As we try to understand and navigate a new world built on links, connectedness, networks, openness, transparency, publicness, trust, generosity, efficiency, niches, platforms, speed, and abundance, we would do well to ask ourselves, what would Google do? Google is not evil. Google is an example to us all.

What PR won’t fix

No amount of PR and no number of company blogs can make a bad company look good — or smart. Wal-Mart is the poster pig for that lipstick. Again and again, they prove themselves to be mean, greedy, and stupid. Again and again, they and their PR people are forced to apologize. And it’s clear: They never learn. The culture remains venal. Management remains blind to the fact that their moral myopia is bad for the brand and bad for business. Even the PR company, Edelman, fails to realize that this is bringing them down — who’d want to trust them after they keep throwing themselves on swords for Wal-Mart and who’d want to hire them given Wal-Mart’s horrid reputation — and they’d be better off resigning the account, no matter what it’s worth. Greed is usually such a simplistic explanation for bad behavior but in this case, it explains everything. This wouldn’t be so incredibly apparent if it didn’t keep happening over and over and over again.

The latest of the company’s moral lapses is the story of Debbie Shank, a former employee who was hit by a truck, is severely brain-damaged, and who won a lawsuit to help pay for her very expensive care. Wal-Mart wanted a piece of that suit.

Wal-Mart’s health care plan lets the retail giant recoup the cost of its expenses if an employee collects damages in a lawsuit. And Wal-Mart set out to do just that after Shank and her husband, Jim, won $1 million after suing the trucking company involved in the wreck.
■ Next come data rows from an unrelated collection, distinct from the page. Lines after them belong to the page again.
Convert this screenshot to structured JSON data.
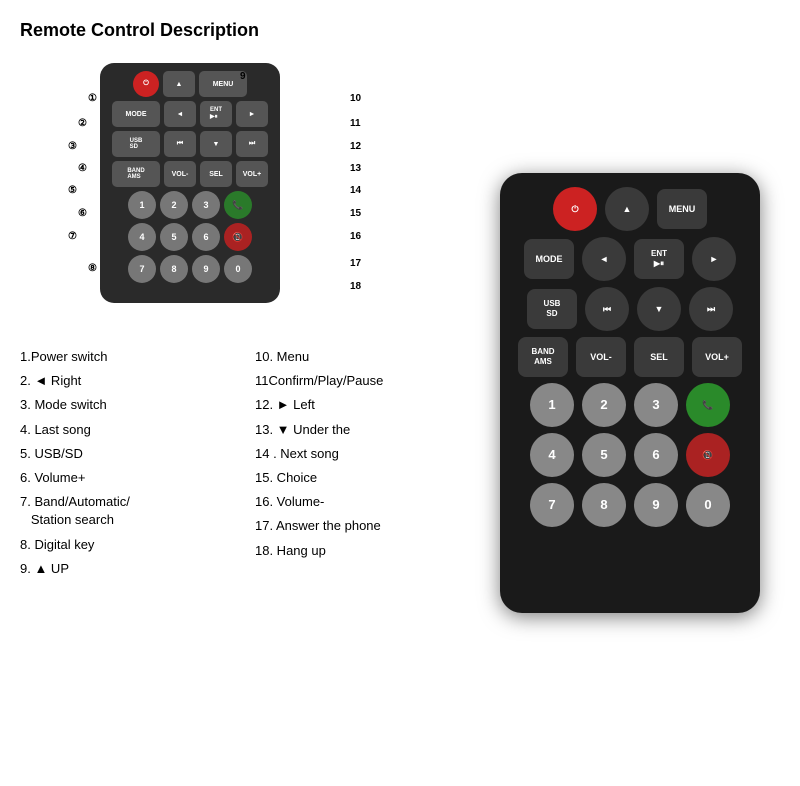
{
  "title": "Remote Control Description",
  "diagram": {
    "callouts": [
      {
        "num": "①",
        "label": "Power switch"
      },
      {
        "num": "②",
        "label": "◄ Right"
      },
      {
        "num": "③",
        "label": "Mode switch"
      },
      {
        "num": "④",
        "label": "Last song"
      },
      {
        "num": "⑤",
        "label": "USB/SD"
      },
      {
        "num": "⑥",
        "label": "Volume+"
      },
      {
        "num": "⑦",
        "label": "Band/Automatic/Station search"
      },
      {
        "num": "⑧",
        "label": "Digital key"
      },
      {
        "num": "⑨",
        "label": "▲ UP"
      },
      {
        "num": "⑩",
        "label": "Menu"
      },
      {
        "num": "11",
        "label": "Confirm/Play/Pause"
      },
      {
        "num": "12.",
        "label": "► Left"
      },
      {
        "num": "13.",
        "label": "▼ Under the"
      },
      {
        "num": "14.",
        "label": "Next song"
      },
      {
        "num": "15.",
        "label": "Choice"
      },
      {
        "num": "16.",
        "label": "Volume-"
      },
      {
        "num": "17.",
        "label": "Answer the phone"
      },
      {
        "num": "18.",
        "label": "Hang up"
      }
    ]
  },
  "desc_left": [
    {
      "num": "1.",
      "text": "Power switch"
    },
    {
      "num": "2.",
      "text": "◄ Right"
    },
    {
      "num": "3.",
      "text": "Mode switch"
    },
    {
      "num": "4.",
      "text": "Last song"
    },
    {
      "num": "5.",
      "text": "USB/SD"
    },
    {
      "num": "6.",
      "text": "Volume+"
    },
    {
      "num": "7.",
      "text": "Band/Automatic/  Station search"
    },
    {
      "num": "8.",
      "text": "Digital key"
    },
    {
      "num": "9.",
      "text": "▲ UP"
    }
  ],
  "desc_right": [
    {
      "num": "10.",
      "text": "Menu"
    },
    {
      "num": "11",
      "text": "Confirm/Play/Pause"
    },
    {
      "num": "12.",
      "text": "► Left"
    },
    {
      "num": "13.",
      "text": "▼ Under the"
    },
    {
      "num": "14.",
      "text": "Next song"
    },
    {
      "num": "15.",
      "text": "Choice"
    },
    {
      "num": "16.",
      "text": "Volume-"
    },
    {
      "num": "17.",
      "text": "Answer the phone"
    },
    {
      "num": "18.",
      "text": "Hang up"
    }
  ],
  "remote_rows": [
    [
      {
        "label": "⏻",
        "type": "power"
      },
      {
        "label": "▲",
        "type": "round"
      },
      {
        "label": "MENU",
        "type": "normal"
      }
    ],
    [
      {
        "label": "MODE",
        "type": "normal"
      },
      {
        "label": "◄",
        "type": "round"
      },
      {
        "label": "ENT\n▶⏸",
        "type": "normal"
      },
      {
        "label": "►",
        "type": "round"
      }
    ],
    [
      {
        "label": "USB\nSD",
        "type": "normal"
      },
      {
        "label": "⏮",
        "type": "round"
      },
      {
        "label": "▼",
        "type": "round"
      },
      {
        "label": "⏭",
        "type": "round"
      }
    ],
    [
      {
        "label": "BAND\nAMS",
        "type": "normal"
      },
      {
        "label": "VOL-",
        "type": "normal"
      },
      {
        "label": "SEL",
        "type": "normal"
      },
      {
        "label": "VOL+",
        "type": "normal"
      }
    ],
    [
      {
        "label": "1",
        "type": "num"
      },
      {
        "label": "2",
        "type": "num"
      },
      {
        "label": "3",
        "type": "num"
      },
      {
        "label": "📞",
        "type": "green"
      }
    ],
    [
      {
        "label": "4",
        "type": "num"
      },
      {
        "label": "5",
        "type": "num"
      },
      {
        "label": "6",
        "type": "num"
      },
      {
        "label": "📵",
        "type": "red"
      }
    ],
    [
      {
        "label": "7",
        "type": "num"
      },
      {
        "label": "8",
        "type": "num"
      },
      {
        "label": "9",
        "type": "num"
      },
      {
        "label": "0",
        "type": "num"
      }
    ]
  ]
}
After legal fees, the couple received $417,000.

Wal-Mart sued the Shanks to recoup $470,000 it paid for her medical care. However, a court ruled that the company could only recoup about $275,000 — the amount that was left in a trust fund for her care.

Who cares what the clause says? The story went on TV and it inspires both heartbreak and rage (much of it in blogs). It’s obvious that Wal-Mart has no moral compass and not even a self-interested sense of priorities given its PR problems, especially over its health care for employees.

People make fun of Google’s righteous vow not to be evil. It’s practically a self-parody. And it’s a shame that any institution should think that it needs to make such a promise; shouldn’t it be presumed?

But imagine if Google took over Wal-Mart and made that one change, posting a sign in every store and every office: Don’t be evil. Imagine if that became the basis of firings and hirings: out with the bad air, in with the good air. Could the culture of this company possibly be reformed? Could they ever see that being evil to employees and customers is bad business? Could they ever train employees to think differently, to factor decency into their decisions? Or has it descended too far into hell?

The contrast between Wal-Mart and Google illuminates Google’s vow in a new light. It doesn’t look so silly to promise not to be evil when you watch the business of an evil company.

: LATER: I meant to add this: Wal-Mart spends many, many times as much on PR with Edelman as it was going after from the poor, brain-damaged accident victim and her family. Even from a self-interested, practical, sensible perspective, they should have seen that this would be damaging — so much so that Edelman would have been better paying the fee itself. This also indicates bad management judgment at Wal-Mart.